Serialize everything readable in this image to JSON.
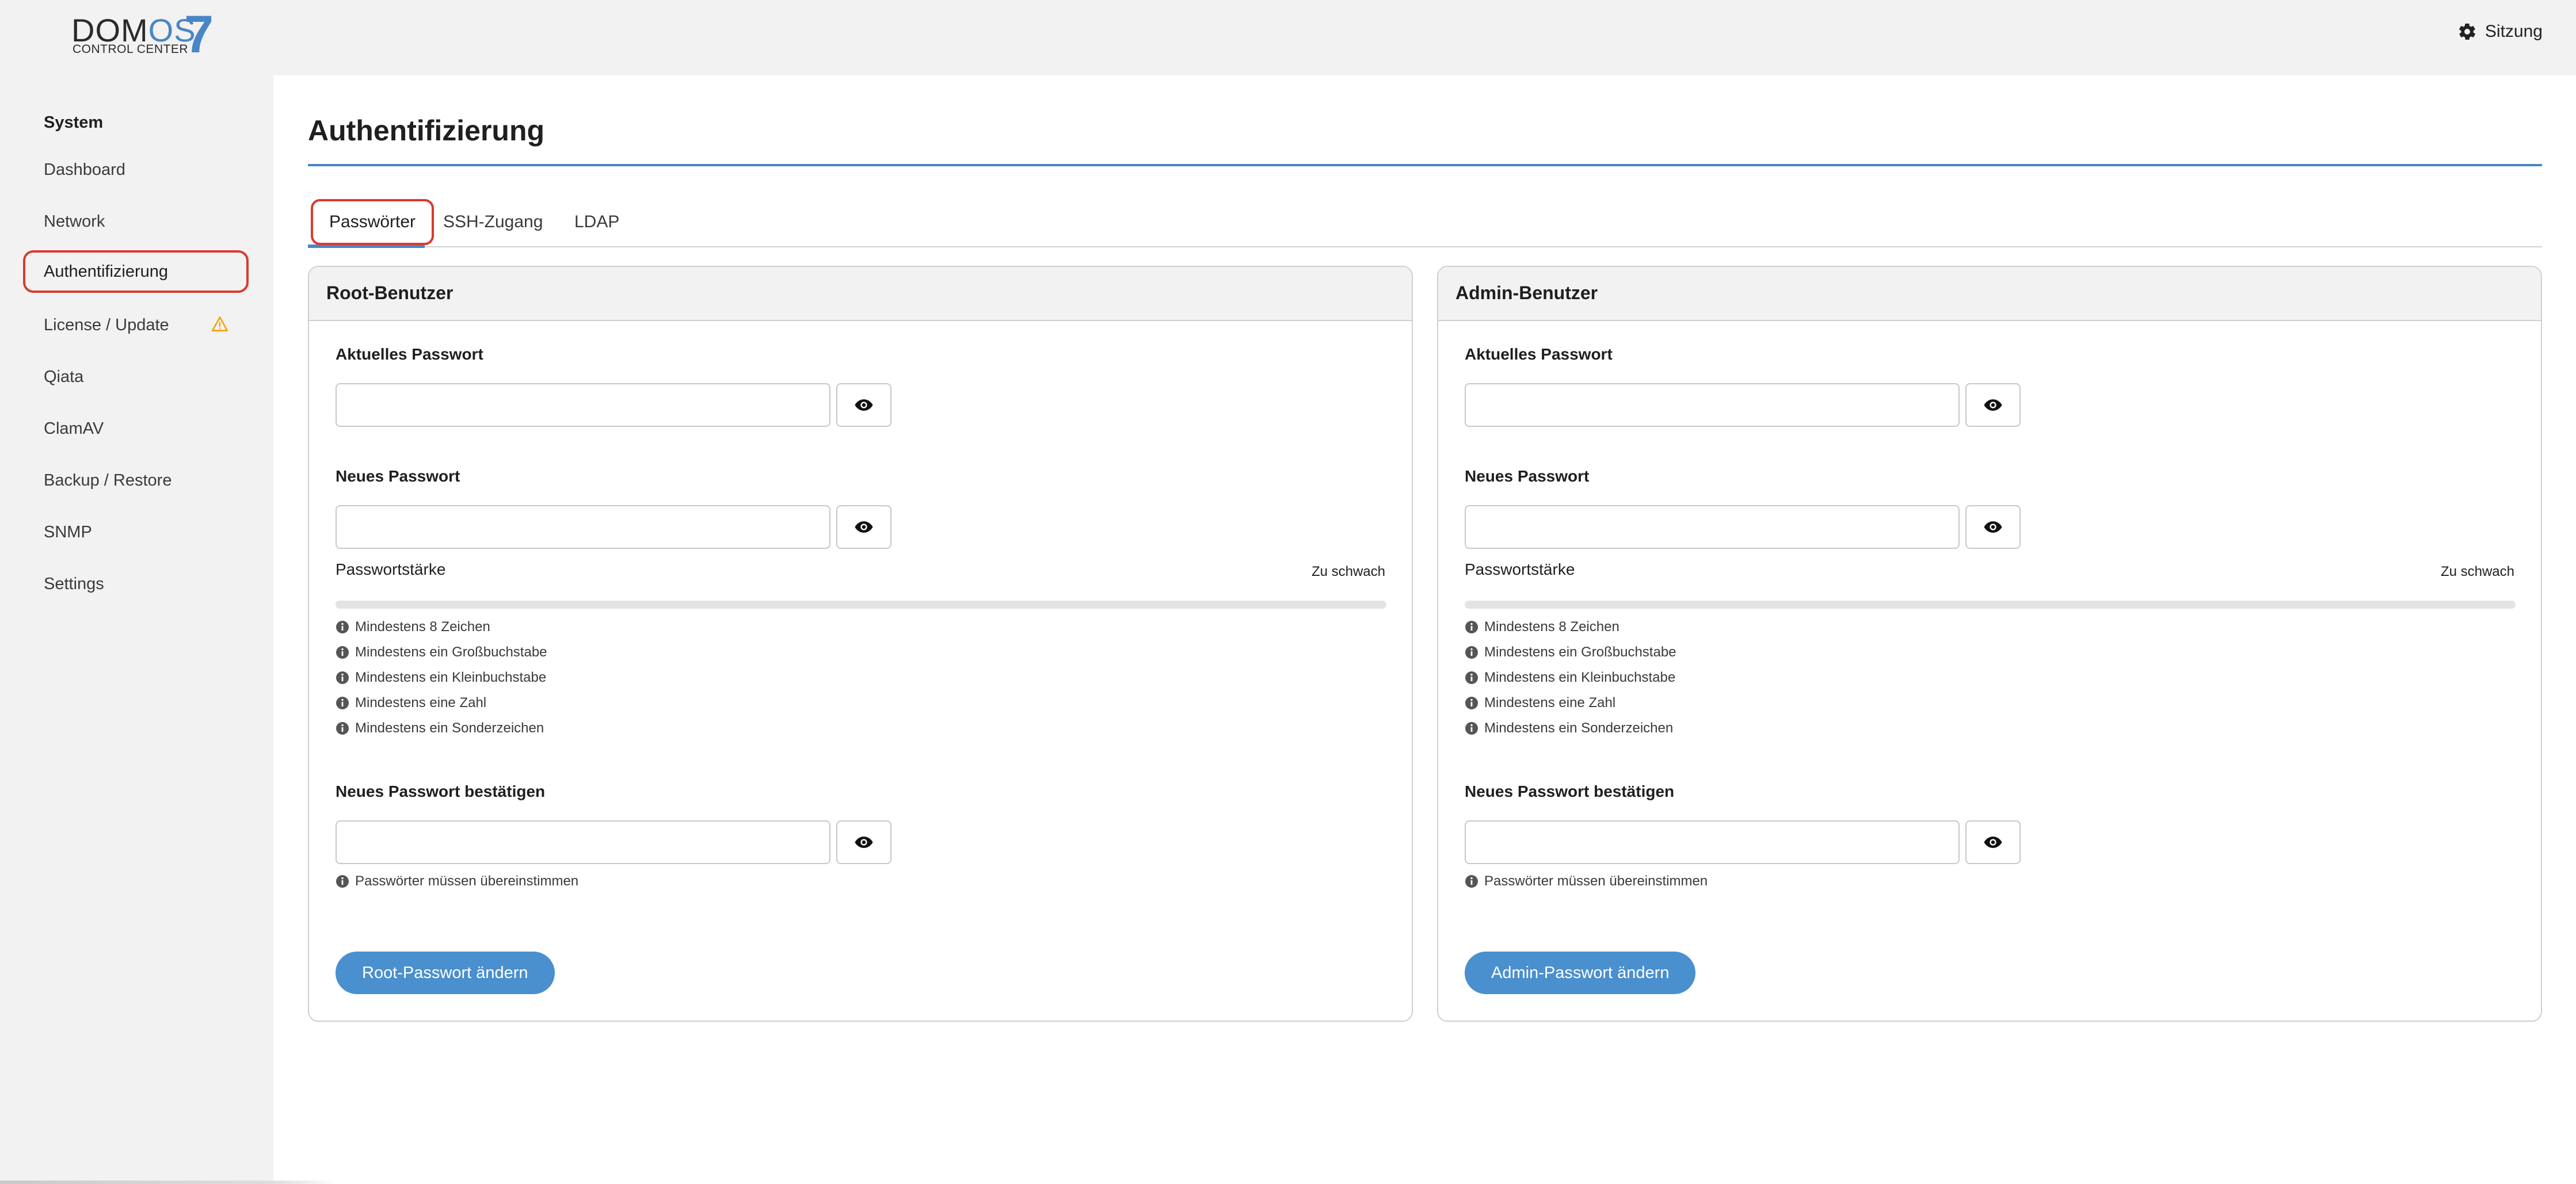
{
  "header": {
    "logo": {
      "word_main": "DOM",
      "word_accent": "OS",
      "number": "7",
      "subtitle": "CONTROL CENTER"
    },
    "session_label": "Sitzung",
    "session_icon": "gear-icon"
  },
  "sidebar": {
    "section_title": "System",
    "items": [
      {
        "label": "Dashboard",
        "active": false
      },
      {
        "label": "Network",
        "active": false
      },
      {
        "label": "Authentifizierung",
        "active": true
      },
      {
        "label": "License / Update",
        "active": false,
        "icon": "warning-icon"
      },
      {
        "label": "Qiata",
        "active": false
      },
      {
        "label": "ClamAV",
        "active": false
      },
      {
        "label": "Backup / Restore",
        "active": false
      },
      {
        "label": "SNMP",
        "active": false
      },
      {
        "label": "Settings",
        "active": false
      }
    ]
  },
  "main": {
    "title": "Authentifizierung",
    "tabs": [
      {
        "label": "Passwörter",
        "active": true
      },
      {
        "label": "SSH-Zugang",
        "active": false
      },
      {
        "label": "LDAP",
        "active": false
      }
    ],
    "cards": [
      {
        "title": "Root-Benutzer",
        "current_label": "Aktuelles Passwort",
        "current_value": "",
        "new_label": "Neues Passwort",
        "new_value": "",
        "strength_label": "Passwortstärke",
        "strength_value": "Zu schwach",
        "strength_fraction": 0,
        "requirements": [
          "Mindestens 8 Zeichen",
          "Mindestens ein Großbuchstabe",
          "Mindestens ein Kleinbuchstabe",
          "Mindestens eine Zahl",
          "Mindestens ein Sonderzeichen"
        ],
        "confirm_label": "Neues Passwort bestätigen",
        "confirm_value": "",
        "match_hint": "Passwörter müssen übereinstimmen",
        "submit_label": "Root-Passwort ändern"
      },
      {
        "title": "Admin-Benutzer",
        "current_label": "Aktuelles Passwort",
        "current_value": "",
        "new_label": "Neues Passwort",
        "new_value": "",
        "strength_label": "Passwortstärke",
        "strength_value": "Zu schwach",
        "strength_fraction": 0,
        "requirements": [
          "Mindestens 8 Zeichen",
          "Mindestens ein Großbuchstabe",
          "Mindestens ein Kleinbuchstabe",
          "Mindestens eine Zahl",
          "Mindestens ein Sonderzeichen"
        ],
        "confirm_label": "Neues Passwort bestätigen",
        "confirm_value": "",
        "match_hint": "Passwörter müssen übereinstimmen",
        "submit_label": "Admin-Passwort ändern"
      }
    ]
  },
  "colors": {
    "accent": "#4a86c5",
    "button": "#4a8fce",
    "highlight": "#d93a2f",
    "warning": "#f0a30a",
    "chrome": "#f2f2f2"
  }
}
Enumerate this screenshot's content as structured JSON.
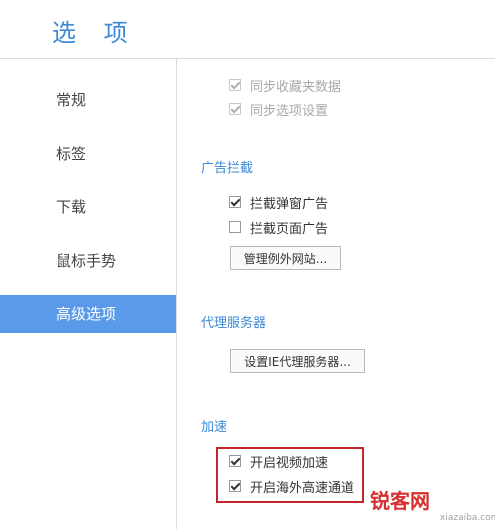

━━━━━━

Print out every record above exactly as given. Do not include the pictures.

Serialize everything readable in this image to JSON.
{
  "header": {
    "logo": {
      "word_main": "DOM",
      "word_accent": "OS",
      "number": "7",
      "subtitle": "CONTROL CENTER"
    },
    "session_label": "Sitzung",
    "session_icon": "gear-icon"
  },
  "sidebar": {
    "section_title": "System",
    "items": [
      {
        "label": "Dashboard",
        "active": false
      },
      {
        "label": "Network",
        "active": false
      },
      {
        "label": "Authentifizierung",
        "active": true
      },
      {
        "label": "License / Update",
        "active": false,
        "icon": "warning-icon"
      },
      {
        "label": "Qiata",
        "active": false
      },
      {
        "label": "ClamAV",
        "active": false
      },
      {
        "label": "Backup / Restore",
        "active": false
      },
      {
        "label": "SNMP",
        "active": false
      },
      {
        "label": "Settings",
        "active": false
      }
    ]
  },
  "main": {
    "title": "Authentifizierung",
    "tabs": [
      {
        "label": "Passwörter",
        "active": true
      },
      {
        "label": "SSH-Zugang",
        "active": false
      },
      {
        "label": "LDAP",
        "active": false
      }
    ],
    "cards": [
      {
        "title": "Root-Benutzer",
        "current_label": "Aktuelles Passwort",
        "current_value": "",
        "new_label": "Neues Passwort",
        "new_value": "",
        "strength_label": "Passwortstärke",
        "strength_value": "Zu schwach",
        "strength_fraction": 0,
        "requirements": [
          "Mindestens 8 Zeichen",
          "Mindestens ein Großbuchstabe",
          "Mindestens ein Kleinbuchstabe",
          "Mindestens eine Zahl",
          "Mindestens ein Sonderzeichen"
        ],
        "confirm_label": "Neues Passwort bestätigen",
        "confirm_value": "",
        "match_hint": "Passwörter müssen übereinstimmen",
        "submit_label": "Root-Passwort ändern"
      },
      {
        "title": "Admin-Benutzer",
        "current_label": "Aktuelles Passwort",
        "current_value": "",
        "new_label": "Neues Passwort",
        "new_value": "",
        "strength_label": "Passwortstärke",
        "strength_value": "Zu schwach",
        "strength_fraction": 0,
        "requirements": [
          "Mindestens 8 Zeichen",
          "Mindestens ein Großbuchstabe",
          "Mindestens ein Kleinbuchstabe",
          "Mindestens eine Zahl",
          "Mindestens ein Sonderzeichen"
        ],
        "confirm_label": "Neues Passwort bestätigen",
        "confirm_value": "",
        "match_hint": "Passwörter müssen übereinstimmen",
        "submit_label": "Admin-Passwort ändern"
      }
    ]
  },
  "colors": {
    "accent": "#4a86c5",
    "button": "#4a8fce",
    "highlight": "#d93a2f",
    "warning": "#f0a30a",
    "chrome": "#f2f2f2"
  }
}
Enumerate this screenshot's content as structured JSON.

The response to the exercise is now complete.